As for whether you can own the concept of pet battles and RPG elements, you can't. You can own everything about them outside of the basic concept or ideas, sure. If I wanted to call my skill advancement system "Materia," Square Enix might have a problem with that, but since it just means "substance" in Latin, there might be an issue of broadness. Conversely, if the Pet Battle system in WoW had a character called Charizard, Nintendo's lawyers might turn their heads, because Charizard is a very specific character in the franchise.

The truth is that many, many games out there have had the base RPG elements that Pokémon did long before the first Pikachu ever popped out of a designer's head. Even the concept of pet battles came long before Pokémon, and the concept of pet battles has lived on after the release of the super-franchise in loads of other games. The most famous Pokémon counter-franchise was Digimon, an entire series of games, television shows, and more that closely resembled the Pokémon universe in terms of mechanics. This was about as close as you could get to totally apeing the franchise, and it still lived on parallel to Pokémon. Pokémon just outlasted and outprofited everyone else.


I asked on Twitter what other games had a pet battle system that people could think of. It wasn't so much to make a list of games, per se, but to prove the point that a ton of games out there already have Pokémon-like systems in place. Monster Rancher, Dragon Quest, Neo Pets, Dragon Warrior Monsters, and more all have pet battle systems and RPG elements. And in a hilarious coincidence, while writing this article, I received an email from a game company announcing a new iOS monster battle and trading card game. I think that gives you a good about whether the concept of pet battle systems are copyrightable.

As usual, the most important factor is consumer confusion. At this point, the only way to confuse the consumer at large about Pokémon would be to steal its trademark, copy the logo, and make some awful knock-off products, but that's a whole different form of trademark infringement and fraud. The Pet Battle system being included in WoW is strapping itself to an already-established brand, not some new product too closely resembling the Pokémon franchise. Suffice to say, I think Blizzard is safe.

So, no. The Pet Battle system in WoW does not seem like it's too similar to Pokémon's. Conceptually, sure, it's a turn-based pet battle system with RPG elements, but a bunch of games already have those characteristics. Leveling up your character or a pet in a game is not a concept that can be protected, until you start getting too close to the characters and code itself. After all its hard-fought success and brand bolstering, do you really think that Blizzard would head into something like the Pet Battle system without knowing clearly what the line is in terms of similarity and conceptual boundaries for a core feature in its new, highly anticipated expansion?

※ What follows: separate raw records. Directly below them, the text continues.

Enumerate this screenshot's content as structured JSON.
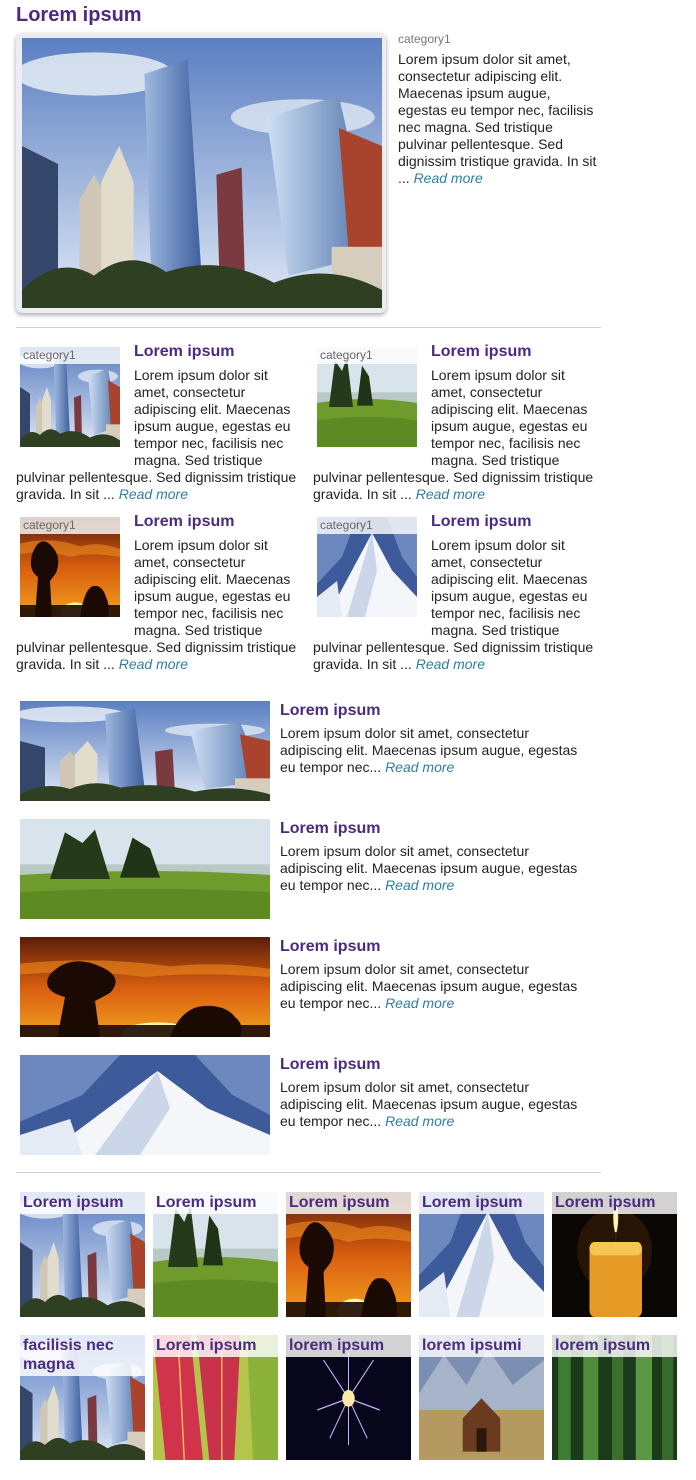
{
  "featured": {
    "title": "Lorem ipsum",
    "category": "category1",
    "text": "Lorem ipsum dolor sit amet, consectetur adipiscing elit. Maecenas ipsum augue, egestas eu tempor nec, facilisis nec magna. Sed tristique pulvinar pellentesque. Sed dignissim tristique gravida. In sit ...",
    "read_more": "Read more"
  },
  "two_col": [
    {
      "title": "Lorem ipsum",
      "category": "category1",
      "image": "skyscrapers",
      "line1": "Lorem ipsum dolor sit",
      "line2": "amet, consectetur",
      "line3": "adipiscing elit. Maecenas",
      "line4": "ipsum augue, egestas eu",
      "line5": "tempor nec, facilisis nec",
      "line6": "magna. Sed tristique",
      "line7": "pulvinar pellentesque. Sed dignissim tristique",
      "line8": "gravida. In sit ...",
      "read_more": "Read more"
    },
    {
      "title": "Lorem ipsum",
      "category": "category1",
      "image": "meadow",
      "line1": "Lorem ipsum dolor sit",
      "line2": "amet, consectetur",
      "line3": "adipiscing elit. Maecenas",
      "line4": "ipsum augue, egestas eu",
      "line5": "tempor nec, facilisis nec",
      "line6": "magna. Sed tristique",
      "line7": "pulvinar pellentesque. Sed dignissim tristique",
      "line8": "gravida. In sit ...",
      "read_more": "Read more"
    },
    {
      "title": "Lorem ipsum",
      "category": "category1",
      "image": "sunset",
      "line1": "Lorem ipsum dolor sit",
      "line2": "amet, consectetur",
      "line3": "adipiscing elit. Maecenas",
      "line4": "ipsum augue, egestas eu",
      "line5": "tempor nec, facilisis nec",
      "line6": "magna. Sed tristique",
      "line7": "pulvinar pellentesque. Sed dignissim tristique",
      "line8": "gravida. In sit ...",
      "read_more": "Read more"
    },
    {
      "title": "Lorem ipsum",
      "category": "category1",
      "image": "mountain",
      "line1": "Lorem ipsum dolor sit",
      "line2": "amet, consectetur",
      "line3": "adipiscing elit. Maecenas",
      "line4": "ipsum augue, egestas eu",
      "line5": "tempor nec, facilisis nec",
      "line6": "magna. Sed tristique",
      "line7": "pulvinar pellentesque. Sed dignissim tristique",
      "line8": "gravida. In sit ...",
      "read_more": "Read more"
    }
  ],
  "list": [
    {
      "title": "Lorem ipsum",
      "image": "skyscrapers",
      "line1": "Lorem ipsum dolor sit amet, consectetur",
      "line2": "adipiscing elit. Maecenas ipsum augue, egestas",
      "line3": "eu tempor nec...",
      "read_more": "Read more"
    },
    {
      "title": "Lorem ipsum",
      "image": "meadow",
      "line1": "Lorem ipsum dolor sit amet, consectetur",
      "line2": "adipiscing elit. Maecenas ipsum augue, egestas",
      "line3": "eu tempor nec...",
      "read_more": "Read more"
    },
    {
      "title": "Lorem ipsum",
      "image": "sunset",
      "line1": "Lorem ipsum dolor sit amet, consectetur",
      "line2": "adipiscing elit. Maecenas ipsum augue, egestas",
      "line3": "eu tempor nec...",
      "read_more": "Read more"
    },
    {
      "title": "Lorem ipsum",
      "image": "mountain",
      "line1": "Lorem ipsum dolor sit amet, consectetur",
      "line2": "adipiscing elit. Maecenas ipsum augue, egestas",
      "line3": "eu tempor nec...",
      "read_more": "Read more"
    }
  ],
  "grid": [
    {
      "title": "Lorem ipsum",
      "image": "skyscrapers"
    },
    {
      "title": "Lorem ipsum",
      "image": "meadow"
    },
    {
      "title": "Lorem ipsum",
      "image": "sunset"
    },
    {
      "title": "Lorem ipsum",
      "image": "mountain"
    },
    {
      "title": "Lorem ipsum",
      "image": "candle"
    },
    {
      "title": "facilisis nec magna",
      "image": "skyscrapers"
    },
    {
      "title": "Lorem ipsum",
      "image": "leaves"
    },
    {
      "title": "lorem ipsum",
      "image": "fireworks"
    },
    {
      "title": "lorem ipsumi",
      "image": "barn"
    },
    {
      "title": "lorem ipsum",
      "image": "forest"
    }
  ],
  "colors": {
    "title": "#4b2a82",
    "read_more": "#2f7fa3",
    "divider": "#cfcfcf"
  }
}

Meowth, that's right.

This column is for entertainment only; if you need legal advice, contact a lawyer. For comments or general questions about law or for The Lawbringer, contact Mat at
All products recommended by Engadget are selected by our editorial team, independent of our parent company. Some of our stories include affiliate links. If you buy something through one of these links, we may earn an affiliate commission.
Popular on Engadget